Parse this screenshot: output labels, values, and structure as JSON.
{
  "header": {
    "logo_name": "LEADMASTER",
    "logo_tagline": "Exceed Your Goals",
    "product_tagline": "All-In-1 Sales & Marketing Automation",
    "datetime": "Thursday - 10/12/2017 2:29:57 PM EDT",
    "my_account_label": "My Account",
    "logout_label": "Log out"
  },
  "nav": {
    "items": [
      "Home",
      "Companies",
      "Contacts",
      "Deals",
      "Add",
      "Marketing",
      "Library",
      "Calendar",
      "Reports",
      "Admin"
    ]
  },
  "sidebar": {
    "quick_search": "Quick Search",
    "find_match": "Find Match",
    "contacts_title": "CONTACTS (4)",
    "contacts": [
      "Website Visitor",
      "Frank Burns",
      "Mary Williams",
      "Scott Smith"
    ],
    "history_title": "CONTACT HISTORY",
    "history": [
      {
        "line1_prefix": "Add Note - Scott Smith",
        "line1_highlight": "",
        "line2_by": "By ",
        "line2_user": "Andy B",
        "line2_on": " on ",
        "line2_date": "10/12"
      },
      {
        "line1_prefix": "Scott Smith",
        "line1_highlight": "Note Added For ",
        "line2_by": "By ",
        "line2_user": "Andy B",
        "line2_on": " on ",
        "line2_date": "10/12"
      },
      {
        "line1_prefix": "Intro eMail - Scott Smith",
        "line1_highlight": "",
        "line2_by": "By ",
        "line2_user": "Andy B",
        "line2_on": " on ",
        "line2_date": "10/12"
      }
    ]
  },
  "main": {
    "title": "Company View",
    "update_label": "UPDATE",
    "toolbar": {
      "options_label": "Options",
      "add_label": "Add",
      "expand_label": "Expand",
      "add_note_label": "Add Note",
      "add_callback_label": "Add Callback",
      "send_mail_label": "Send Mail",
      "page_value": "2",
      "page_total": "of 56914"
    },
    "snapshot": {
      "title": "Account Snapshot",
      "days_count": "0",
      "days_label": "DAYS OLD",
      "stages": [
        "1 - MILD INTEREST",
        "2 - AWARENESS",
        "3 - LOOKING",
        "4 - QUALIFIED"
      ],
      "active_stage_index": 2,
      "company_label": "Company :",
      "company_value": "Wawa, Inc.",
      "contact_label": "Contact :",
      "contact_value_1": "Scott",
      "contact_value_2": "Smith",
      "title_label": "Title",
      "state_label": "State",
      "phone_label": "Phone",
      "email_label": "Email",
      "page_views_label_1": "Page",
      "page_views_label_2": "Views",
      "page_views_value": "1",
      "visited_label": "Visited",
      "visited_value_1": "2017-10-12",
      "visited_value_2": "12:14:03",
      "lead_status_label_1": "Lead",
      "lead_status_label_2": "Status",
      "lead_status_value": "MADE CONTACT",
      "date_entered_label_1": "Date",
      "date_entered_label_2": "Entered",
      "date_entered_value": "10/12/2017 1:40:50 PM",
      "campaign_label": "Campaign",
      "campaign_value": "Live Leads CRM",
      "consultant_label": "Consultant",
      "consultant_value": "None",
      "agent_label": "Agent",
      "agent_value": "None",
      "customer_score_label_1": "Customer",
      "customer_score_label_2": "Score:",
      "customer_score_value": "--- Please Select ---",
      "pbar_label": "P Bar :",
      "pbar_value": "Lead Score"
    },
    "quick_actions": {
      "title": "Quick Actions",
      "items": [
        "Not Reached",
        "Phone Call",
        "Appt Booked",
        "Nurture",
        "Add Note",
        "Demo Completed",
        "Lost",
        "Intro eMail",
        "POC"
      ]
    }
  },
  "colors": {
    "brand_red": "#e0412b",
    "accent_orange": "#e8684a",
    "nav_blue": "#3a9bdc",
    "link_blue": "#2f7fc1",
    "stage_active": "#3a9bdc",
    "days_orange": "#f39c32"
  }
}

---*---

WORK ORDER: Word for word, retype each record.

SOLUTION TO THE EXERCISE:
Parse this screenshot: output labels, values, and structure as JSON.
{
  "header": {
    "logo_name": "LEADMASTER",
    "logo_tagline": "Exceed Your Goals",
    "product_tagline": "All-In-1 Sales & Marketing Automation",
    "datetime": "Thursday - 10/12/2017 2:29:57 PM EDT",
    "my_account_label": "My Account",
    "logout_label": "Log out"
  },
  "nav": {
    "items": [
      "Home",
      "Companies",
      "Contacts",
      "Deals",
      "Add",
      "Marketing",
      "Library",
      "Calendar",
      "Reports",
      "Admin"
    ]
  },
  "sidebar": {
    "quick_search": "Quick Search",
    "find_match": "Find Match",
    "contacts_title": "CONTACTS (4)",
    "contacts": [
      "Website Visitor",
      "Frank Burns",
      "Mary Williams",
      "Scott Smith"
    ],
    "history_title": "CONTACT HISTORY",
    "history": [
      {
        "line1_prefix": "Add Note - Scott Smith",
        "line1_highlight": "",
        "line2_by": "By ",
        "line2_user": "Andy B",
        "line2_on": " on ",
        "line2_date": "10/12"
      },
      {
        "line1_prefix": "Scott Smith",
        "line1_highlight": "Note Added For ",
        "line2_by": "By ",
        "line2_user": "Andy B",
        "line2_on": " on ",
        "line2_date": "10/12"
      },
      {
        "line1_prefix": "Intro eMail - Scott Smith",
        "line1_highlight": "",
        "line2_by": "By ",
        "line2_user": "Andy B",
        "line2_on": " on ",
        "line2_date": "10/12"
      }
    ]
  },
  "main": {
    "title": "Company View",
    "update_label": "UPDATE",
    "toolbar": {
      "options_label": "Options",
      "add_label": "Add",
      "expand_label": "Expand",
      "add_note_label": "Add Note",
      "add_callback_label": "Add Callback",
      "send_mail_label": "Send Mail",
      "page_value": "2",
      "page_total": "of 56914"
    },
    "snapshot": {
      "title": "Account Snapshot",
      "days_count": "0",
      "days_label": "DAYS OLD",
      "stages": [
        "1 - MILD INTEREST",
        "2 - AWARENESS",
        "3 - LOOKING",
        "4 - QUALIFIED"
      ],
      "active_stage_index": 2,
      "company_label": "Company :",
      "company_value": "Wawa, Inc.",
      "contact_label": "Contact :",
      "contact_value_1": "Scott",
      "contact_value_2": "Smith",
      "title_label": "Title",
      "state_label": "State",
      "phone_label": "Phone",
      "email_label": "Email",
      "page_views_label_1": "Page",
      "page_views_label_2": "Views",
      "page_views_value": "1",
      "visited_label": "Visited",
      "visited_value_1": "2017-10-12",
      "visited_value_2": "12:14:03",
      "lead_status_label_1": "Lead",
      "lead_status_label_2": "Status",
      "lead_status_value": "MADE CONTACT",
      "date_entered_label_1": "Date",
      "date_entered_label_2": "Entered",
      "date_entered_value": "10/12/2017 1:40:50 PM",
      "campaign_label": "Campaign",
      "campaign_value": "Live Leads CRM",
      "consultant_label": "Consultant",
      "consultant_value": "None",
      "agent_label": "Agent",
      "agent_value": "None",
      "customer_score_label_1": "Customer",
      "customer_score_label_2": "Score:",
      "customer_score_value": "--- Please Select ---",
      "pbar_label": "P Bar :",
      "pbar_value": "Lead Score"
    },
    "quick_actions": {
      "title": "Quick Actions",
      "items": [
        "Not Reached",
        "Phone Call",
        "Appt Booked",
        "Nurture",
        "Add Note",
        "Demo Completed",
        "Lost",
        "Intro eMail",
        "POC"
      ]
    }
  },
  "colors": {
    "brand_red": "#e0412b",
    "accent_orange": "#e8684a",
    "nav_blue": "#3a9bdc",
    "link_blue": "#2f7fc1",
    "stage_active": "#3a9bdc",
    "days_orange": "#f39c32"
  }
}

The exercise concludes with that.